From yesterday's post:
Fly fishing last summer in the Rio Grande near South Fork, the south fork of the Rio Grande, I reflected that I was standing in the same water, that a week or two later I might be drinking.
Standing in the middle of the Rio Grande in Colorado, pine trees swaying up the slope from the banks, mountain sides sweeping upwards on both banks, the smell of cool water, sage, and pine in the breeze, with patches of snow on the upper reaches, I thought to myself how different the same river appears over its long journey.
Months later I thought about how the Church is like the River. Starting fresh 2000 years ago in Jerusalem, small and vulnerable, much like the small rivulets that make their way down the slopes of Wolf Creek Pass joining together to form part of the Rio Grande.
But as she flows through time and space the river changes, and her surroundings change. Minerals and other waters flow in, vegetation and terrain change. And by the time she reaches my home in Laredo, she has carried tons of sediment, some contaminants, and massive amounts of water, giving drink to many towns and cities, farms, to domestic and wild animals. And she has picked up and filtered waste and debris.

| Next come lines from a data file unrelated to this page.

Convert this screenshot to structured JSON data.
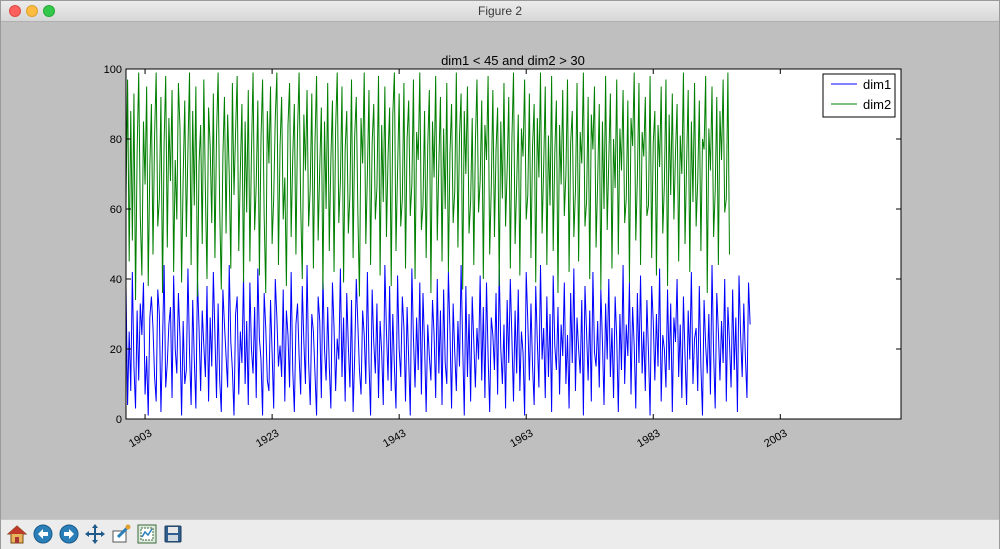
{
  "window": {
    "title": "Figure 2"
  },
  "toolbar": {
    "buttons": [
      {
        "name": "home-button",
        "icon": "home-icon"
      },
      {
        "name": "back-button",
        "icon": "back-arrow-icon"
      },
      {
        "name": "forward-button",
        "icon": "forward-arrow-icon"
      },
      {
        "name": "pan-button",
        "icon": "pan-arrows-icon"
      },
      {
        "name": "zoom-button",
        "icon": "zoom-rect-icon"
      },
      {
        "name": "subplots-button",
        "icon": "subplots-config-icon"
      },
      {
        "name": "save-button",
        "icon": "floppy-disk-icon"
      }
    ]
  },
  "chart_data": {
    "type": "line",
    "title": "dim1 < 45 and dim2 > 30",
    "xlabel": "",
    "ylabel": "",
    "xlim": [
      1900,
      2022
    ],
    "ylim": [
      0,
      100
    ],
    "xticks": [
      "1903",
      "1923",
      "1943",
      "1963",
      "1983",
      "2003"
    ],
    "yticks": [
      0,
      20,
      40,
      60,
      80,
      100
    ],
    "legend": {
      "loc": "upper right",
      "entries": [
        "dim1",
        "dim2"
      ]
    },
    "grid": false,
    "colors": {
      "dim1": "#0000ff",
      "dim2": "#007f00"
    },
    "series": [
      {
        "name": "dim1",
        "x_start": 1900,
        "x_step": 0.25,
        "values": [
          38,
          4,
          25,
          8,
          42,
          15,
          3,
          31,
          11,
          33,
          24,
          39,
          7,
          18,
          1,
          29,
          35,
          26,
          12,
          5,
          37,
          30,
          2,
          22,
          44,
          9,
          16,
          27,
          32,
          6,
          41,
          20,
          13,
          36,
          23,
          1,
          28,
          10,
          14,
          43,
          19,
          4,
          34,
          17,
          3,
          40,
          26,
          8,
          31,
          21,
          12,
          38,
          5,
          29,
          15,
          42,
          24,
          6,
          33,
          11,
          2,
          37,
          27,
          18,
          9,
          44,
          22,
          14,
          1,
          30,
          35,
          7,
          25,
          16,
          41,
          10,
          28,
          4,
          39,
          20,
          13,
          32,
          6,
          43,
          23,
          17,
          1,
          36,
          26,
          11,
          8,
          34,
          19,
          3,
          40,
          29,
          15,
          21,
          12,
          37,
          5,
          31,
          24,
          9,
          42,
          14,
          2,
          27,
          33,
          18,
          7,
          38,
          22,
          10,
          44,
          16,
          4,
          30,
          25,
          13,
          1,
          35,
          28,
          6,
          41,
          20,
          11,
          32,
          15,
          3,
          39,
          26,
          8,
          23,
          17,
          43,
          12,
          29,
          5,
          36,
          21,
          9,
          34,
          2,
          18,
          40,
          27,
          14,
          7,
          31,
          24,
          10,
          42,
          16,
          1,
          37,
          22,
          13,
          33,
          6,
          28,
          19,
          4,
          44,
          25,
          11,
          38,
          8,
          30,
          15,
          3,
          41,
          20,
          12,
          35,
          26,
          5,
          32,
          17,
          1,
          43,
          23,
          9,
          29,
          14,
          39,
          7,
          36,
          21,
          2,
          27,
          18,
          11,
          34,
          24,
          6,
          40,
          13,
          31,
          4,
          37,
          16,
          10,
          42,
          25,
          3,
          33,
          19,
          8,
          28,
          15,
          44,
          21,
          1,
          38,
          12,
          30,
          5,
          35,
          22,
          9,
          26,
          17,
          41,
          11,
          32,
          6,
          39,
          18,
          2,
          29,
          24,
          14,
          36,
          7,
          43,
          20,
          10,
          27,
          3,
          34,
          16,
          40,
          23,
          5,
          31,
          13,
          37,
          8,
          25,
          19,
          1,
          42,
          28,
          11,
          33,
          15,
          4,
          38,
          22,
          9,
          44,
          17,
          26,
          6,
          35,
          12,
          30,
          2,
          41,
          21,
          14,
          32,
          7,
          27,
          18,
          39,
          10,
          24,
          3,
          36,
          16,
          43,
          8,
          29,
          20,
          13,
          34,
          1,
          38,
          25,
          11,
          31,
          5,
          42,
          19,
          15,
          28,
          9,
          37,
          22,
          4,
          33,
          17,
          40,
          12,
          26,
          6,
          35,
          23,
          2,
          30,
          14,
          44,
          10,
          27,
          18,
          39,
          7,
          32,
          21,
          3,
          36,
          16,
          41,
          13,
          25,
          8,
          34,
          19,
          1,
          38,
          28,
          11,
          30,
          15,
          43,
          5,
          24,
          20,
          9,
          37,
          14,
          33,
          2,
          29,
          22,
          40,
          12,
          27,
          6,
          35,
          18,
          4,
          31,
          17,
          42,
          10,
          23,
          26,
          8,
          38,
          15,
          1,
          34,
          21,
          13,
          30,
          7,
          44,
          19,
          3,
          36,
          25,
          11,
          28,
          16,
          40,
          5,
          32,
          22,
          9,
          37,
          14,
          29,
          2,
          41,
          24,
          12,
          33,
          18,
          6,
          39,
          27
        ]
      },
      {
        "name": "dim2",
        "x_start": 1900,
        "x_step": 0.25,
        "values": [
          62,
          97,
          45,
          88,
          51,
          93,
          34,
          76,
          99,
          58,
          41,
          85,
          67,
          95,
          38,
          72,
          90,
          47,
          81,
          99,
          55,
          63,
          92,
          36,
          79,
          98,
          49,
          86,
          68,
          94,
          42,
          74,
          57,
          96,
          83,
          39,
          69,
          91,
          52,
          77,
          99,
          44,
          88,
          61,
          95,
          35,
          73,
          84,
          50,
          97,
          65,
          40,
          89,
          78,
          56,
          93,
          46,
          81,
          99,
          60,
          37,
          75,
          92,
          53,
          87,
          70,
          43,
          96,
          64,
          82,
          98,
          48,
          71,
          90,
          39,
          85,
          59,
          94,
          45,
          76,
          99,
          54,
          67,
          91,
          41,
          80,
          97,
          58,
          36,
          88,
          73,
          95,
          50,
          63,
          86,
          99,
          44,
          78,
          92,
          57,
          69,
          38,
          84,
          96,
          52,
          75,
          90,
          47,
          82,
          99,
          61,
          40,
          87,
          71,
          94,
          55,
          66,
          93,
          43,
          79,
          98,
          51,
          72,
          89,
          37,
          85,
          60,
          96,
          48,
          74,
          91,
          42,
          83,
          99,
          56,
          68,
          95,
          39,
          77,
          88,
          53,
          64,
          97,
          46,
          81,
          92,
          59,
          35,
          86,
          73,
          99,
          50,
          70,
          94,
          44,
          79,
          90,
          57,
          66,
          98,
          41,
          84,
          62,
          95,
          52,
          75,
          89,
          38,
          87,
          99,
          48,
          71,
          93,
          55,
          63,
          96,
          43,
          80,
          91,
          58,
          67,
          97,
          40,
          82,
          74,
          99,
          54,
          61,
          88,
          46,
          78,
          94,
          36,
          85,
          69,
          98,
          51,
          73,
          92,
          45,
          83,
          60,
          96,
          42,
          76,
          90,
          56,
          65,
          99,
          49,
          81,
          93,
          37,
          88,
          70,
          95,
          53,
          62,
          86,
          44,
          79,
          97,
          59,
          68,
          91,
          40,
          84,
          74,
          98,
          47,
          66,
          94,
          52,
          77,
          89,
          38,
          85,
          63,
          96,
          55,
          71,
          92,
          43,
          80,
          99,
          50,
          67,
          87,
          41,
          83,
          75,
          97,
          57,
          64,
          93,
          46,
          78,
          90,
          39,
          86,
          69,
          99,
          53,
          72,
          95,
          44,
          81,
          61,
          98,
          48,
          76,
          91,
          36,
          84,
          67,
          94,
          58,
          70,
          97,
          42,
          79,
          88,
          52,
          65,
          96,
          45,
          82,
          73,
          99,
          55,
          62,
          92,
          40,
          87,
          77,
          95,
          49,
          68,
          90,
          37,
          85,
          60,
          98,
          54,
          74,
          93,
          43,
          80,
          66,
          97,
          47,
          83,
          71,
          94,
          56,
          63,
          91,
          39,
          86,
          78,
          99,
          51,
          69,
          96,
          44,
          82,
          75,
          92,
          58,
          61,
          98,
          46,
          79,
          88,
          41,
          84,
          72,
          95,
          53,
          67,
          97,
          38,
          87,
          64,
          93,
          57,
          76,
          90,
          45,
          81,
          70,
          99,
          50,
          73,
          94,
          42,
          85,
          62,
          96,
          55,
          68,
          91,
          48,
          80,
          77,
          98,
          36,
          83,
          71,
          95,
          52,
          65,
          92,
          44,
          88,
          74,
          97,
          59,
          63,
          99,
          47
        ]
      }
    ]
  }
}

Yet even with the debris, waste, and changes, she remains a thing of beauty. She still brings liquid life to those along her banks. She washes away the waste.
So like the Church, who picks up debris and contaminants, yet still continues to bring life, and to take away the waste of the world.
And neither the River nor the Church do this without help from above. The river must be filled with rain from the heavens. So too the church without God is just a dry and empty wash. But when she allows God to flow through her, however imperfectly she is a thing of great beauty, no matter the setting she finds herself in.